Every design choice in a Scandinavian kitchen should be intentional, so you really do need to think about storage, says Chris Dance: “Do you need a pantry or a larder? Or perhaps a wall-hung rack to keep spices, herbs, utensils and other smaller items close at hand?”
Nordic style is all about simplicity, so cluttered counters spoil the look. “Floor-to-ceiling cabinets have become a brilliant way to conceal items such as microwaves, coffee machines or kettles,” says Rudolf Diesel. “If you have the budget these can even be specially designed to have pull-out shelves, spice storage or hidden worktops.”
Obviously, you will want to keep certain ingredients and kitchen utensils handy. “Decant them into matching glass storage jars or stoneware pots,” is Rudolf’s tip. “Glass jars will help to reflect light and open up your space, whereas stoneware pots are a no-fuss option that will add gorgeous natural texture and pick up the organic 2023 trend.”

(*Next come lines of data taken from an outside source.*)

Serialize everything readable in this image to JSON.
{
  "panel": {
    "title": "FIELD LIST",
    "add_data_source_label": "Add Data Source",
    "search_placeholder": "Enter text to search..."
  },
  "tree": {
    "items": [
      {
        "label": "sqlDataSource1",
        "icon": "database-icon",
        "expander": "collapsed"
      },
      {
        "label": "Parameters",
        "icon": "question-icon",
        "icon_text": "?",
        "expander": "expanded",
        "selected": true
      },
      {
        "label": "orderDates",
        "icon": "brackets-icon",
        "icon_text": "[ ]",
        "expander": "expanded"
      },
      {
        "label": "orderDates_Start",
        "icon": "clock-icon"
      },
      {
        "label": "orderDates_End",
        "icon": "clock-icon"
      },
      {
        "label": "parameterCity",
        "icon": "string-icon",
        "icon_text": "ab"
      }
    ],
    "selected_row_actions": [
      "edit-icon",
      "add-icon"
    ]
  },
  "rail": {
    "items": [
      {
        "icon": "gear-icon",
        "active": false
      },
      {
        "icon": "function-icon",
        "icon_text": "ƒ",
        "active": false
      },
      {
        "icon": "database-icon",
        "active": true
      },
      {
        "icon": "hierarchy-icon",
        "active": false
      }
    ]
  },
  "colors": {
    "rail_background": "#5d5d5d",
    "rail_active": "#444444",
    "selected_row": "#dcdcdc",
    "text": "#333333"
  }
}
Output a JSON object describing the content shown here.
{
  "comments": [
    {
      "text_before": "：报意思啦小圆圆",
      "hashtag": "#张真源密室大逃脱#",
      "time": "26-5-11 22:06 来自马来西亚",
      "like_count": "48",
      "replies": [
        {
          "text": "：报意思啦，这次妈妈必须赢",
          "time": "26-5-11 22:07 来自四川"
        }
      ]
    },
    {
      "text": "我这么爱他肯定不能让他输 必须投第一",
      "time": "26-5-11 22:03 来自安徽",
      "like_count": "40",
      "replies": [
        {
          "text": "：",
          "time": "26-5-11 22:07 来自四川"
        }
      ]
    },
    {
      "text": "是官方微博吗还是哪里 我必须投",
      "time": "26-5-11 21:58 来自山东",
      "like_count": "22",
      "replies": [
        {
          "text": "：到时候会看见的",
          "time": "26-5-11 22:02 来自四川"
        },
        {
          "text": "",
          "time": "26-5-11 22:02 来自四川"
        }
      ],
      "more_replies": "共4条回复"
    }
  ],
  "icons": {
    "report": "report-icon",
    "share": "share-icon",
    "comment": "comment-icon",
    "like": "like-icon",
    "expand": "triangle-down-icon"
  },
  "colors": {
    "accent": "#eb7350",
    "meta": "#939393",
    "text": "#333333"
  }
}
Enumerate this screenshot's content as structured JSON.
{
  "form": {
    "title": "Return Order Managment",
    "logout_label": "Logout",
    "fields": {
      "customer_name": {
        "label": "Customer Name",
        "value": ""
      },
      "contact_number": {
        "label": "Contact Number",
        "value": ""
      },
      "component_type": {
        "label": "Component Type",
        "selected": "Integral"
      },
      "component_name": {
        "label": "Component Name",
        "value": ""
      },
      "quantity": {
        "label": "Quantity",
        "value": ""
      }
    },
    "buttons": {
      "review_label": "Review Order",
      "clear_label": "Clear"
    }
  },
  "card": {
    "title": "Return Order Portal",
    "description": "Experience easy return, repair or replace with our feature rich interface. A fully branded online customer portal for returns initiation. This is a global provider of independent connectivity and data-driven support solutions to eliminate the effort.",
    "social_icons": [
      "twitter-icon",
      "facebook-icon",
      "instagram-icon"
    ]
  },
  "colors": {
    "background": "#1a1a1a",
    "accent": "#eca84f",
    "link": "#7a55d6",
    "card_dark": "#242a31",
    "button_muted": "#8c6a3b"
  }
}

For final touches, Chris Dance leans towards mood lighting: “warm under-shelf lighting to illuminate dark winter nights and bring a tasteful accent to your main lighting”, to help to create the right ambience.
Rudolf Nielsen loves to add simple candles or small lamps placed strategically on shelves to “ensure every corner of your kitchen is well-lit but snug.”
downlight Sarah Jane Nielsen loves to use scent to add sensory atmosphere. “We especially like brands such as the Mint Velvet pine range and Zara Home do a lovely fresh scent, Absolute Linen,” she says. “For an authentic Scandinavian room scent, towards the winter months look for warm welcoming aromas inspired by forests, such as Nordic pine and spiced fruits or fresh berry fragrances, so evocative of summer.”